IE 11 is not supported. For an optimal experience visit our site on another browser.

Clarence Thomas' actions 'potentially criminal,' Sen. Blumenthal says

The Democratic senator sounds prepared to take action, including by pushing for subpoenas, amid the Supreme Court's ongoing ethical collapse.


By now, the Senate Judiciary Committee has seen that taking a soft approach to the Supreme Court's ethics crisis won't work. The committee didn't even invite testimony from the man at the center of the crisis, Supreme Court Justice Clarence Thomas, and Chief Justice John Roberts just pathetically declined to testify on the subject in response to the committee's invitation.

Committee Chair Dick Durbin, D-Ill., scheduled an ethics hearing for Tuesday, May 2. But it's unclear what will come of it, or whether the committee will use whatever muscle it has to shed real light on the court's ethical failings or impose meaningful solutions on a reluctant court.

Yet, strong words on the show Wednesday from one of Durbin's committee colleagues, Richard Blumenthal, D-Conn., suggest there's a desire from at least some corners of the committee to be more aggressive. Blumenthal told Nicolle that the committee should consider subpoenas not only for justices but for other potential evidence and witnesses, including Harlan Crow, the GOP megadonor whose years of lavish gifts to Thomas weren't disclosed by the justice.

Indeed, Blumenthal called Thomas’ failure to disclose gifts “potentially criminal” and said the Justice Department should investigate as well. He said Thomas created the appearance that the Supreme Court is "open to the highest bidder."

Blumenthal further said that impeachment should be on the table for Thomas, though he acknowledged that’s unlikely to happen in the Republican-controlled House, where such proceedings would originate.

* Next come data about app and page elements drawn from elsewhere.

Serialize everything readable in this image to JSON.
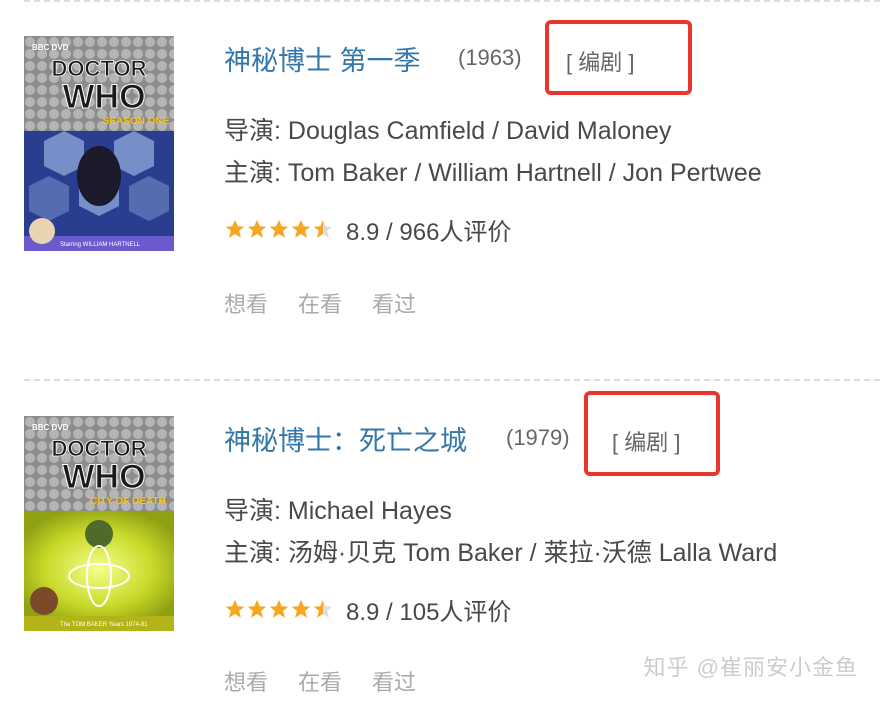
{
  "entries": [
    {
      "title": "神秘博士 第一季",
      "year": "(1963)",
      "role": "[ 编剧 ]",
      "director": "导演: Douglas Camfield / David Maloney",
      "cast": "主演: Tom Baker / William Hartnell / Jon Pertwee",
      "stars": 4.5,
      "rating_text": "8.9 / 966人评价",
      "poster": {
        "brand": "BBC DVD",
        "logo_top": "DOCTOR",
        "logo_bottom": "WHO",
        "subtitle": "SEASON ONE",
        "footer": "Starring WILLIAM HARTNELL"
      },
      "actions": [
        "想看",
        "在看",
        "看过"
      ]
    },
    {
      "title": "神秘博士：死亡之城",
      "year": "(1979)",
      "role": "[ 编剧 ]",
      "director": "导演: Michael Hayes",
      "cast": "主演: 汤姆·贝克 Tom Baker / 莱拉·沃德 Lalla Ward",
      "stars": 4.5,
      "rating_text": "8.9 / 105人评价",
      "poster": {
        "brand": "BBC DVD",
        "logo_top": "DOCTOR",
        "logo_bottom": "WHO",
        "subtitle": "CITY OF DEATH",
        "footer": "The TOM BAKER Years 1974-81"
      },
      "actions": [
        "想看",
        "在看",
        "看过"
      ]
    }
  ],
  "watermark": "知乎 @崔丽安小金鱼",
  "colors": {
    "title_link": "#3377aa",
    "highlight_box": "#e8362e",
    "star": "#f5a623",
    "star_empty": "#dddddd",
    "action_text": "#aaaaaa"
  }
}
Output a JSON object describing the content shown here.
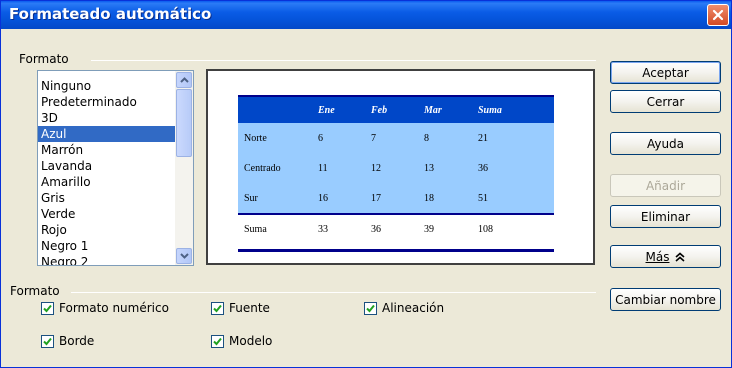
{
  "window": {
    "title": "Formateado automático",
    "close_icon": "close-icon"
  },
  "groups": {
    "formato_top": "Formato",
    "formato_bottom": "Formato"
  },
  "list": {
    "items": [
      "Ninguno",
      "Predeterminado",
      "3D",
      "Azul",
      "Marrón",
      "Lavanda",
      "Amarillo",
      "Gris",
      "Verde",
      "Rojo",
      "Negro 1",
      "Negro 2"
    ],
    "selected": "Azul"
  },
  "preview": {
    "header": [
      "",
      "Ene",
      "Feb",
      "Mar",
      "Suma"
    ],
    "rows": [
      [
        "Norte",
        "6",
        "7",
        "8",
        "21"
      ],
      [
        "Centrado",
        "11",
        "12",
        "13",
        "36"
      ],
      [
        "Sur",
        "16",
        "17",
        "18",
        "51"
      ]
    ],
    "total": [
      "Suma",
      "33",
      "36",
      "39",
      "108"
    ],
    "colors": {
      "header_bg": "#0047c8",
      "body_bg": "#99ccff",
      "rule": "#00008b"
    }
  },
  "buttons": {
    "aceptar": "Aceptar",
    "cerrar": "Cerrar",
    "ayuda": "Ayuda",
    "anadir": "Añadir",
    "eliminar": "Eliminar",
    "mas": "Más",
    "cambiar_nombre": "Cambiar nombre"
  },
  "options": {
    "formato_numerico": {
      "label": "Formato numérico",
      "checked": true
    },
    "fuente": {
      "label": "Fuente",
      "checked": true
    },
    "alineacion": {
      "label": "Alineación",
      "checked": true
    },
    "borde": {
      "label": "Borde",
      "checked": true
    },
    "modelo": {
      "label": "Modelo",
      "checked": true
    }
  }
}
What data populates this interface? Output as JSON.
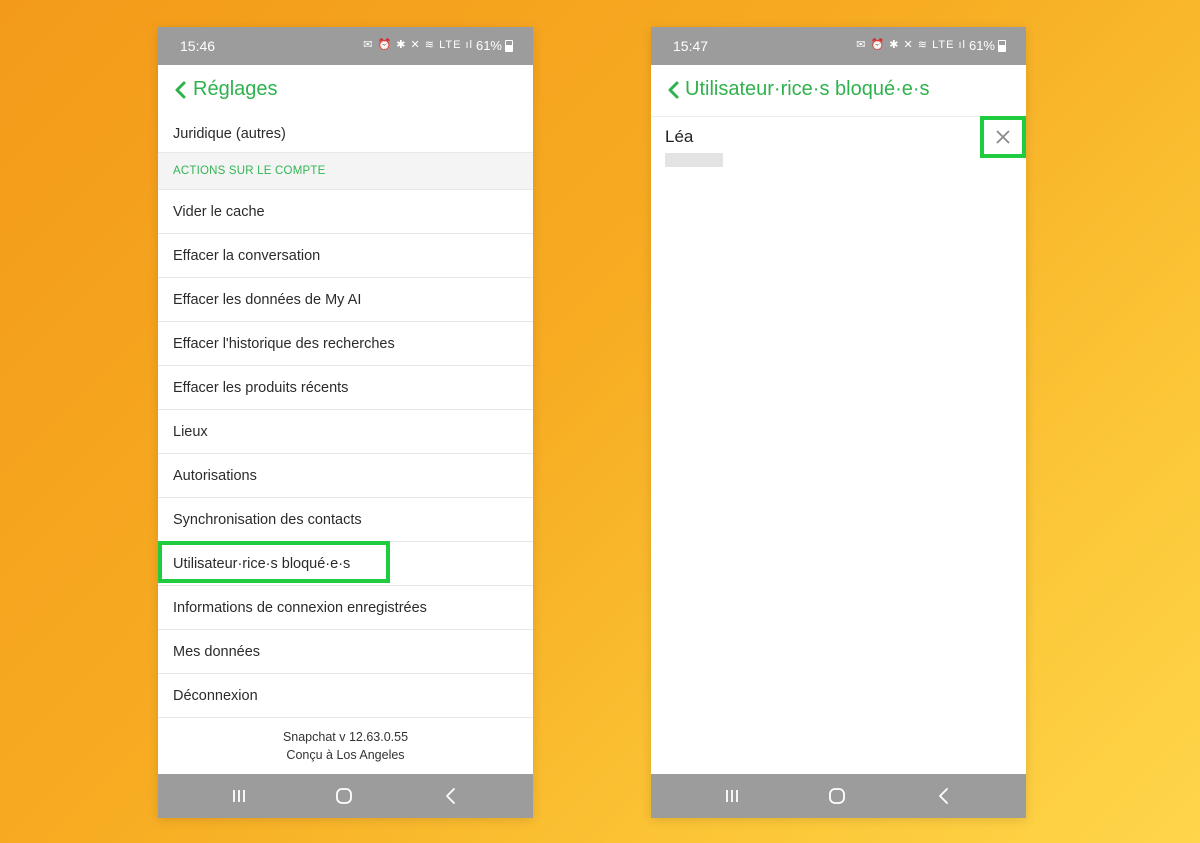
{
  "left_screen": {
    "status_bar": {
      "time": "15:46",
      "icons": "✉ ⏰ ✱ ✕ ≋ LTE ıl",
      "battery": "61%"
    },
    "header": {
      "title": "Réglages"
    },
    "rows": [
      {
        "label": "Juridique (autres)",
        "kind": "first"
      },
      {
        "label": "ACTIONS SUR LE COMPTE",
        "kind": "section"
      },
      {
        "label": "Vider le cache",
        "kind": "item"
      },
      {
        "label": "Effacer la conversation",
        "kind": "item"
      },
      {
        "label": "Effacer les données de My AI",
        "kind": "item"
      },
      {
        "label": "Effacer l'historique des recherches",
        "kind": "item"
      },
      {
        "label": "Effacer les produits récents",
        "kind": "item"
      },
      {
        "label": "Lieux",
        "kind": "item"
      },
      {
        "label": "Autorisations",
        "kind": "item"
      },
      {
        "label": "Synchronisation des contacts",
        "kind": "item"
      },
      {
        "label": "Utilisateur·rice·s bloqué·e·s",
        "kind": "item",
        "highlighted": true
      },
      {
        "label": "Informations de connexion enregistrées",
        "kind": "item"
      },
      {
        "label": "Mes données",
        "kind": "item"
      },
      {
        "label": "Déconnexion",
        "kind": "item"
      }
    ],
    "footer": {
      "version": "Snapchat v 12.63.0.55",
      "made_in": "Conçu à Los Angeles"
    }
  },
  "right_screen": {
    "status_bar": {
      "time": "15:47",
      "icons": "✉ ⏰ ✱ ✕ ≋ LTE ıl",
      "battery": "61%"
    },
    "header": {
      "title": "Utilisateur·rice·s bloqué·e·s"
    },
    "blocked_users": [
      {
        "name": "Léa"
      }
    ]
  },
  "colors": {
    "accent_green": "#2fb24c",
    "highlight_box": "#1fcc3f",
    "status_bar": "#9c9c9c",
    "background_orange": "#f7ac22"
  }
}
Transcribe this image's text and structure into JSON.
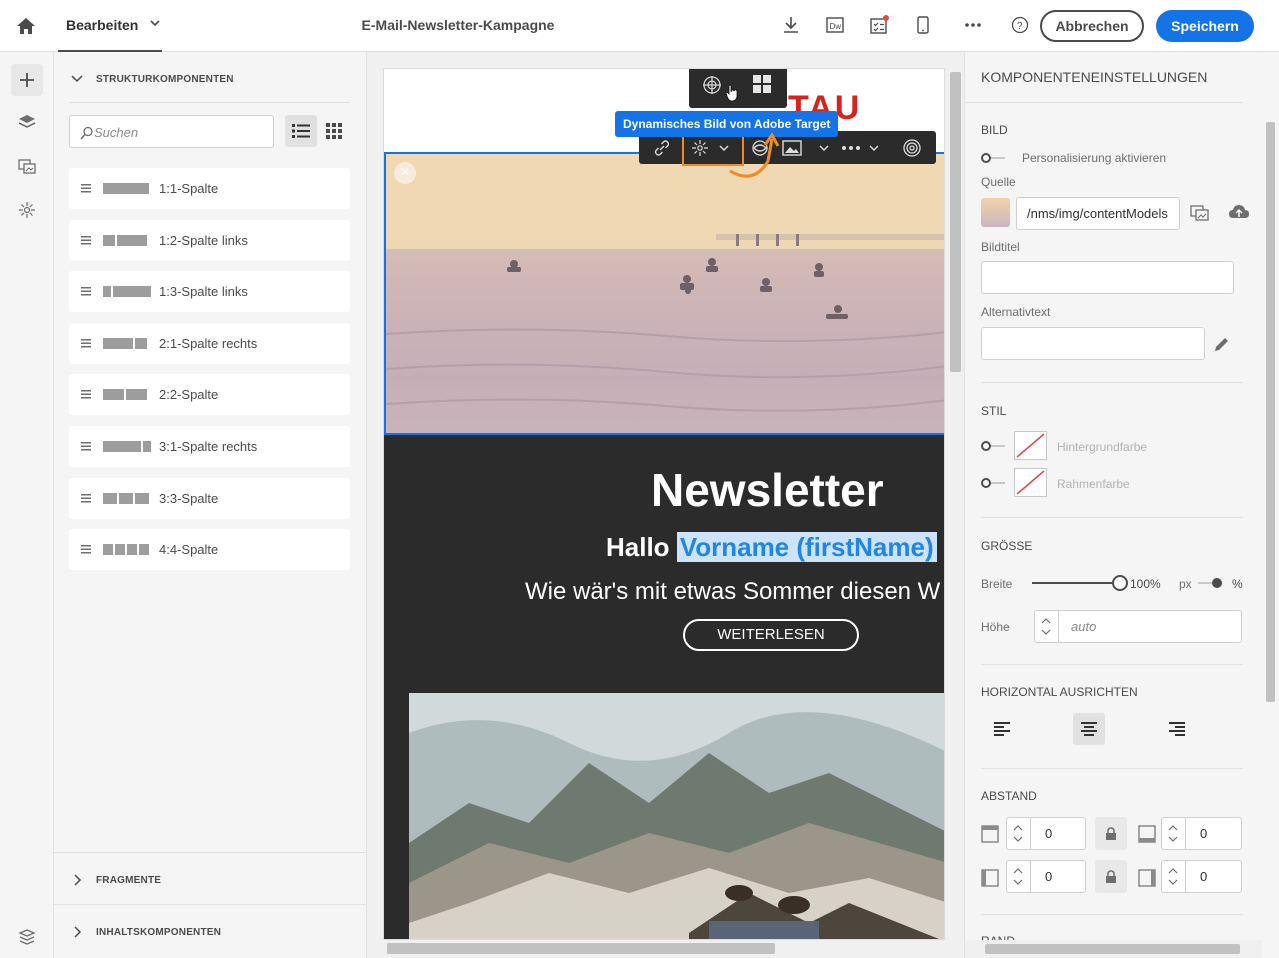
{
  "header": {
    "edit_menu": "Bearbeiten",
    "title": "E-Mail-Newsletter-Kampagne",
    "cancel": "Abbrechen",
    "save": "Speichern",
    "icons": [
      "home-icon",
      "download-icon",
      "dreamweaver-icon",
      "checklist-icon",
      "mobile-icon",
      "more-icon",
      "help-icon"
    ],
    "accent_color": "#1473e6"
  },
  "left_panel": {
    "structure_title": "STRUKTURKOMPONENTEN",
    "search_placeholder": "Suchen",
    "components": [
      {
        "label": "1:1-Spalte"
      },
      {
        "label": "1:2-Spalte links"
      },
      {
        "label": "1:3-Spalte links"
      },
      {
        "label": "2:1-Spalte rechts"
      },
      {
        "label": "2:2-Spalte"
      },
      {
        "label": "3:1-Spalte rechts"
      },
      {
        "label": "3:3-Spalte"
      },
      {
        "label": "4:4-Spalte"
      }
    ],
    "fragments_title": "FRAGMENTE",
    "content_title": "INHALTSKOMPONENTEN"
  },
  "canvas": {
    "logo_partial": "TAU",
    "tooltip": "Dynamisches Bild von Adobe Target",
    "newsletter_title": "Newsletter",
    "hello": "Hallo",
    "personalization_field": "Vorname (firstName)",
    "subtitle": "Wie wär's mit etwas Sommer diesen W",
    "read_more": "WEITERLESEN"
  },
  "right_panel": {
    "title": "KOMPONENTENEINSTELLUNGEN",
    "image_section": "BILD",
    "personalization_toggle": "Personalisierung aktivieren",
    "source_label": "Quelle",
    "source_value": "/nms/img/contentModels",
    "image_title_label": "Bildtitel",
    "alt_text_label": "Alternativtext",
    "style_section": "STIL",
    "background_color": "Hintergrundfarbe",
    "border_color": "Rahmenfarbe",
    "size_section": "GRÖSSE",
    "width_label": "Breite",
    "width_value": "100%",
    "width_slider_fraction": 1.0,
    "unit_px": "px",
    "unit_pct": "%",
    "height_label": "Höhe",
    "height_placeholder": "auto",
    "align_section": "HORIZONTAL AUSRICHTEN",
    "align_selected": "center",
    "spacing_section": "ABSTAND",
    "spacing": {
      "top": "0",
      "bottom": "0",
      "left": "0",
      "right": "0"
    },
    "next_section_partial": "RAND"
  }
}
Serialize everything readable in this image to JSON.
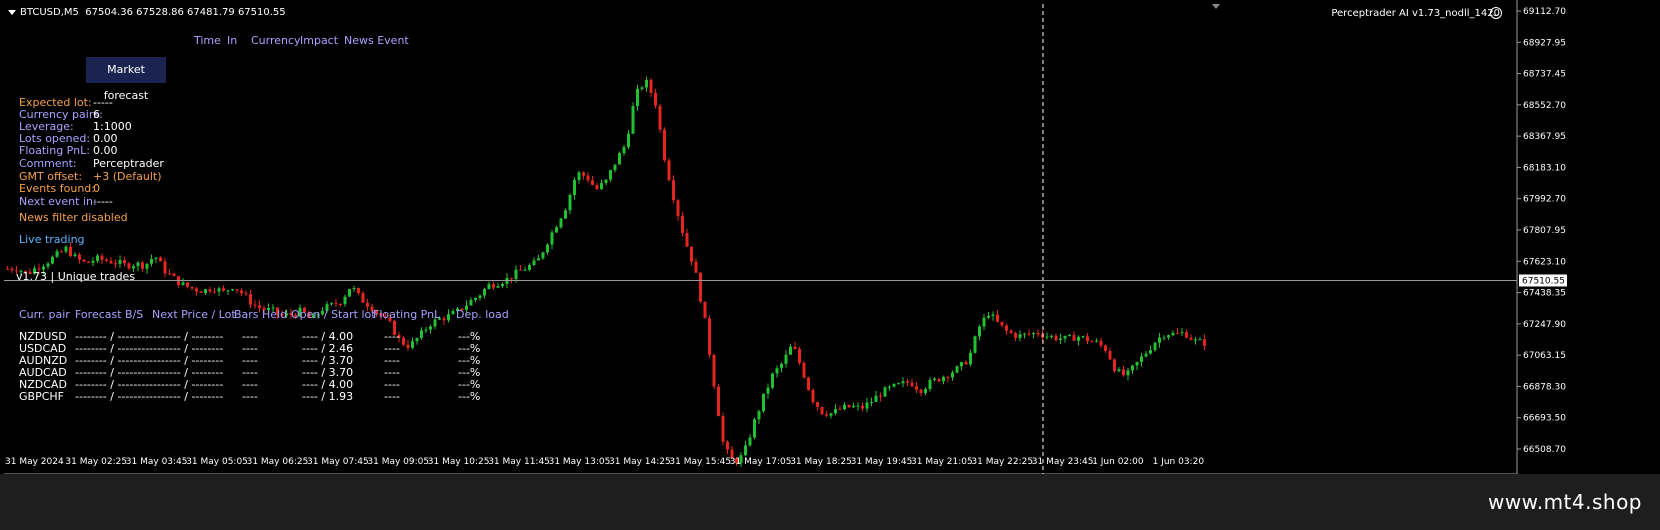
{
  "header": {
    "symbol": "BTCUSD,M5",
    "ohlc": "67504.36 67528.86 67481.79 67510.55",
    "ea_name": "Perceptrader AI v1.73_nodll_1420"
  },
  "news_header": [
    "Time",
    "In",
    "Currency",
    "Impact",
    "News Event"
  ],
  "market_forecast_button": "Market forecast",
  "info": {
    "labels": [
      "Expected lot:",
      "Currency pairs:",
      "Leverage:",
      "Lots opened:",
      "Floating PnL:",
      "Comment:",
      "GMT offset:",
      "Events found:",
      "Next event in:"
    ],
    "values": [
      "-----",
      "6",
      "1:1000",
      "0.00",
      "0.00",
      "Perceptrader",
      "+3 (Default)",
      "0",
      "-----"
    ],
    "news_filter": "News filter disabled",
    "live_trading": "Live trading"
  },
  "version_line": "v1.73 | Unique trades",
  "table": {
    "headers": [
      "Curr. pair",
      "Forecast B/S",
      "Next Price / Lot",
      "Bars Held",
      "Open / Start lot",
      "Floating PnL",
      "Dep. load"
    ],
    "rows": [
      [
        "NZDUSD",
        "-------- / --------",
        "-------- / --------",
        "----",
        "---- / 4.00",
        "----",
        "---%"
      ],
      [
        "USDCAD",
        "-------- / --------",
        "-------- / --------",
        "----",
        "---- / 2.46",
        "----",
        "---%"
      ],
      [
        "AUDNZD",
        "-------- / --------",
        "-------- / --------",
        "----",
        "---- / 3.70",
        "----",
        "---%"
      ],
      [
        "AUDCAD",
        "-------- / --------",
        "-------- / --------",
        "----",
        "---- / 3.70",
        "----",
        "---%"
      ],
      [
        "NZDCAD",
        "-------- / --------",
        "-------- / --------",
        "----",
        "---- / 4.00",
        "----",
        "---%"
      ],
      [
        "GBPCHF",
        "-------- / --------",
        "-------- / --------",
        "----",
        "---- / 1.93",
        "----",
        "---%"
      ]
    ]
  },
  "price_axis": {
    "labels": [
      "69112.70",
      "68927.95",
      "68737.45",
      "68552.70",
      "68367.95",
      "68183.10",
      "67992.70",
      "67807.95",
      "67623.10",
      "67438.35",
      "67247.90",
      "67063.15",
      "66878.30",
      "66693.50",
      "66508.70"
    ],
    "current_price": "67510.55"
  },
  "time_axis": {
    "labels": [
      "31 May 2024",
      "31 May 02:25",
      "31 May 03:45",
      "31 May 05:05",
      "31 May 06:25",
      "31 May 07:45",
      "31 May 09:05",
      "31 May 10:25",
      "31 May 11:45",
      "31 May 13:05",
      "31 May 14:25",
      "31 May 15:45",
      "31 May 17:05",
      "31 May 18:25",
      "31 May 19:45",
      "31 May 21:05",
      "31 May 22:25",
      "31 May 23:45",
      "1 Jun 02:00",
      "1 Jun 03:20"
    ]
  },
  "price_path": [
    67580,
    67585,
    67550,
    67590,
    67620,
    67660,
    67700,
    67640,
    67610,
    67640,
    67630,
    67620,
    67600,
    67610,
    67600,
    67660,
    67570,
    67520,
    67480,
    67460,
    67450,
    67470,
    67440,
    67480,
    67430,
    67370,
    67340,
    67330,
    67300,
    67310,
    67330,
    67270,
    67340,
    67360,
    67390,
    67480,
    67400,
    67360,
    67300,
    67250,
    67150,
    67120,
    67180,
    67250,
    67280,
    67300,
    67330,
    67380,
    67420,
    67480,
    67500,
    67520,
    67560,
    67590,
    67620,
    67740,
    67850,
    67960,
    68150,
    68130,
    68050,
    68100,
    68220,
    68320,
    68610,
    68700,
    68580,
    68230,
    67980,
    67760,
    67590,
    67300,
    66900,
    66520,
    66430,
    66470,
    66650,
    66810,
    66950,
    67020,
    67130,
    66980,
    66810,
    66730,
    66720,
    66750,
    66760,
    66750,
    66790,
    66840,
    66870,
    66890,
    66910,
    66860,
    66900,
    66930,
    66960,
    66990,
    67050,
    67230,
    67320,
    67250,
    67200,
    67180,
    67190,
    67200,
    67180,
    67170,
    67160,
    67180,
    67160,
    67140,
    67100,
    66970,
    66940,
    67010,
    67080,
    67150,
    67200,
    67190,
    67200,
    67150,
    67140
  ],
  "colors": {
    "bull": "#22c132",
    "bear": "#e5251e",
    "orange": "#f5a04a",
    "lavender": "#a9a2ff",
    "blue": "#5ab4ff"
  },
  "watermark": "www.mt4.shop"
}
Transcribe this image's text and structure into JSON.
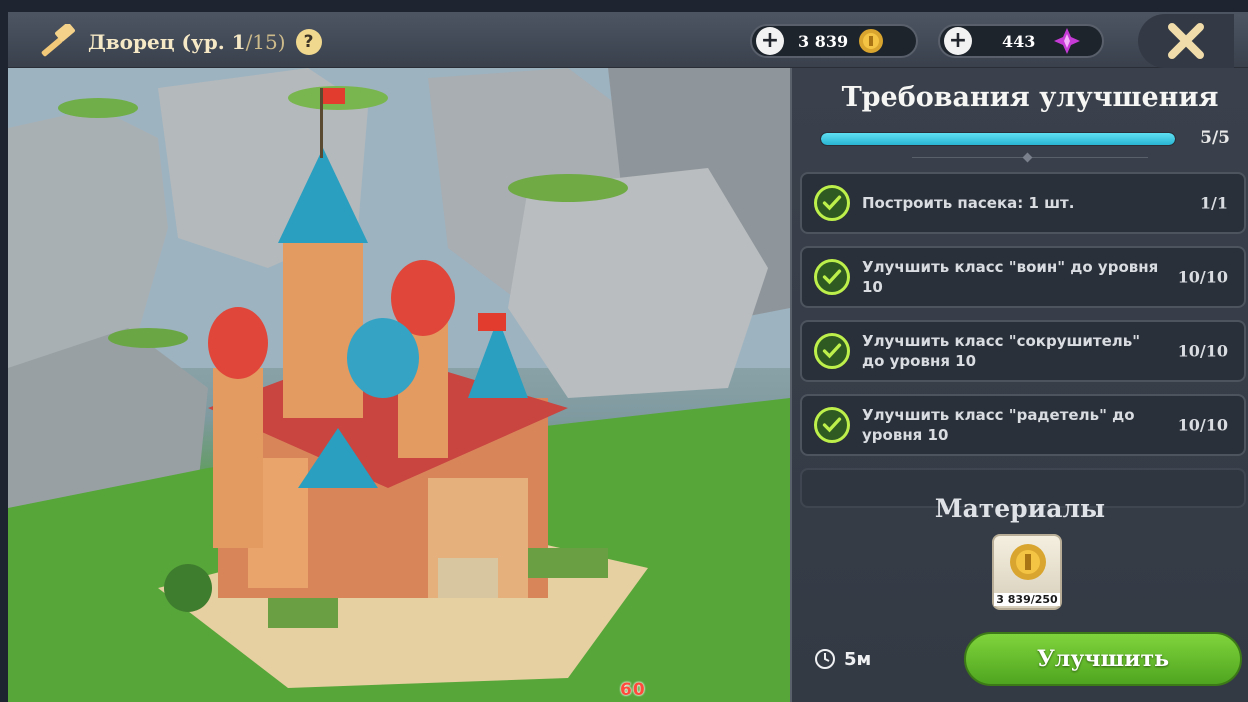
{
  "header": {
    "title": "Дворец (ур. 1",
    "level_suffix": "/15)",
    "help_label": "?"
  },
  "resources": {
    "coins": {
      "value": "3 839",
      "icon": "gold-coin-icon"
    },
    "gems": {
      "value": "443",
      "icon": "purple-gem-icon"
    }
  },
  "panel": {
    "title": "Требования улучшения",
    "progress": {
      "value": 5,
      "max": 5,
      "label": "5/5"
    },
    "requirements": [
      {
        "text": "Построить пасека: 1 шт.",
        "count": "1/1",
        "done": true
      },
      {
        "text": "Улучшить класс \"воин\" до уровня 10",
        "count": "10/10",
        "done": true
      },
      {
        "text": "Улучшить класс \"сокрушитель\" до уровня 10",
        "count": "10/10",
        "done": true
      },
      {
        "text": "Улучшить класс \"радетель\" до уровня 10",
        "count": "10/10",
        "done": true
      }
    ],
    "materials_title": "Материалы",
    "material": {
      "icon": "gold-coin-icon",
      "count": "3 839/250"
    },
    "timer": "5м",
    "upgrade_label": "Улучшить"
  },
  "overlay": {
    "fps": "60"
  },
  "colors": {
    "accent_green": "#5fb52a",
    "progress_cyan": "#2ab5d3",
    "check_green": "#bef04b"
  }
}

Nonetheless, it's significant that the senator sounds prepared to use whatever power he has to uncover facts and take action. It's unclear, however, what sway that desire has with the committee. And keep in mind, the committee's power remains weakened in the absence of Dianne Feinstein, whose membership on the committee gives Democrats the majority.